There might also be mention of his working with Jimi Hendrix, Judy Garland, the Rolling Stones, and a host of other huge names. And that’s impressive – the stuff legend is made of, in fact. But the truth is I’m not writing this because Sid Bernstein worked with them. I’m writing it because he worked with me…and scores of other young writers and artists over the years.
The first time I met Sid was in the late 1980’s. I played and sang a few of my songs for him in a small studio on the Upper West Side. He was kind with his words and generous with his time. And he must have liked something about what I played for him, because he immediately offered to set up a co-write for me with none other than Marvin Hamlisch.

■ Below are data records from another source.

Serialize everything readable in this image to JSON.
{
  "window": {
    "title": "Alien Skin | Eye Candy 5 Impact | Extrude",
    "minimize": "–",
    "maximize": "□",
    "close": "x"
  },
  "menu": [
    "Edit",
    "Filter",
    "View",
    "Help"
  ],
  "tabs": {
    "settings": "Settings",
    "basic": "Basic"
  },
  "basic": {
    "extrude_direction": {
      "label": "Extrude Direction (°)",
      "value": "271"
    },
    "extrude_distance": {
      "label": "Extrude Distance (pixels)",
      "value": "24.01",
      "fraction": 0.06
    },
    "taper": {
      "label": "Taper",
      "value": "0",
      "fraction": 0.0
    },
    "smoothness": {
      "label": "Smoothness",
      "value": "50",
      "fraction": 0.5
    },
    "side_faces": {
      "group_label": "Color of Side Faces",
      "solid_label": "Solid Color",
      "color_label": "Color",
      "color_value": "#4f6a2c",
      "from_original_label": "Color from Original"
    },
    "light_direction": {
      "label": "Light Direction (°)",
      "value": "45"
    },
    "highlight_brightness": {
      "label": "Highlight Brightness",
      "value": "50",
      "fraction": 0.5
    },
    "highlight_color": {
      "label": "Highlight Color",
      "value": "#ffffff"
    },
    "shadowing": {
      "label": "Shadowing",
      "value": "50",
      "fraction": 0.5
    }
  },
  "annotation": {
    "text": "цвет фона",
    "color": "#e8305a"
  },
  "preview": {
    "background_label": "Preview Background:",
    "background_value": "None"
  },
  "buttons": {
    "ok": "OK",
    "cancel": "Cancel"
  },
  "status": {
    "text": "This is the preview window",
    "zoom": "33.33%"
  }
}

I will tell you that though my co-write with Marvin Hamlisch never took place, the stamp of approval and vote of confidence given me by Sid Bernstein lasted, well, maybe to this day.
In the years that followed my first meeting with Sid, I would take a class he taught with music business manager, Bert Padell at The New School. It was simply called The Pop Music Business. I can tell you that the most useful nuggets of advice I’ve ever gotten about the music business came from both Sid and Bert’s personal experiences shared in that classroom.
Sid and I would meet for coffee sometimes before class, where we would talk shop, well, that is after he extolled the virtues of whatever pastry he happened to be eating at the bakery around the corner from the school. It wasn’t long before he invited me to be on his local New York City cable TV show, Sid Bernstein Presents, which I appeared on again and again.
When I look back now at the grainy images of those shows, I realize that Sid gave scores of young artists the opportunity to be heard. And we, in turn, gave Sid the thing that lit him up most – the chance to discover new talent and hear new music. His enthusiasm was palpable on the show, and he created a warm, welcoming environment for his guests.
As life progresses, people are bound to go their separate ways, perhaps never to reconnect again. Such was the case with Sid Bernstein and me. And as I received the news of his death today, I was saddened that I never got to tell him that, though it took me twenty years, I did ultimately have a #1 song that I penned on the charts, and now, so many years after having first met him, I’m finally making the record, The Gratitude Project, that I wanted to as a singer/songwriter.
I wish I had gotten the chance to tell Sid that I stayed on the roller coaster ride known as the music business, in no small part, because of the encouragement he gave me when I was young and it mattered most. I wish I had gotten the chance to say “thank you” to him one more time.
I’m sure there is a helluva concert going on in heaven tonight, and I’m certain that Sid is promoting it. Rest in peace, Sid Bernstein.
Me on Sid's show circa 1990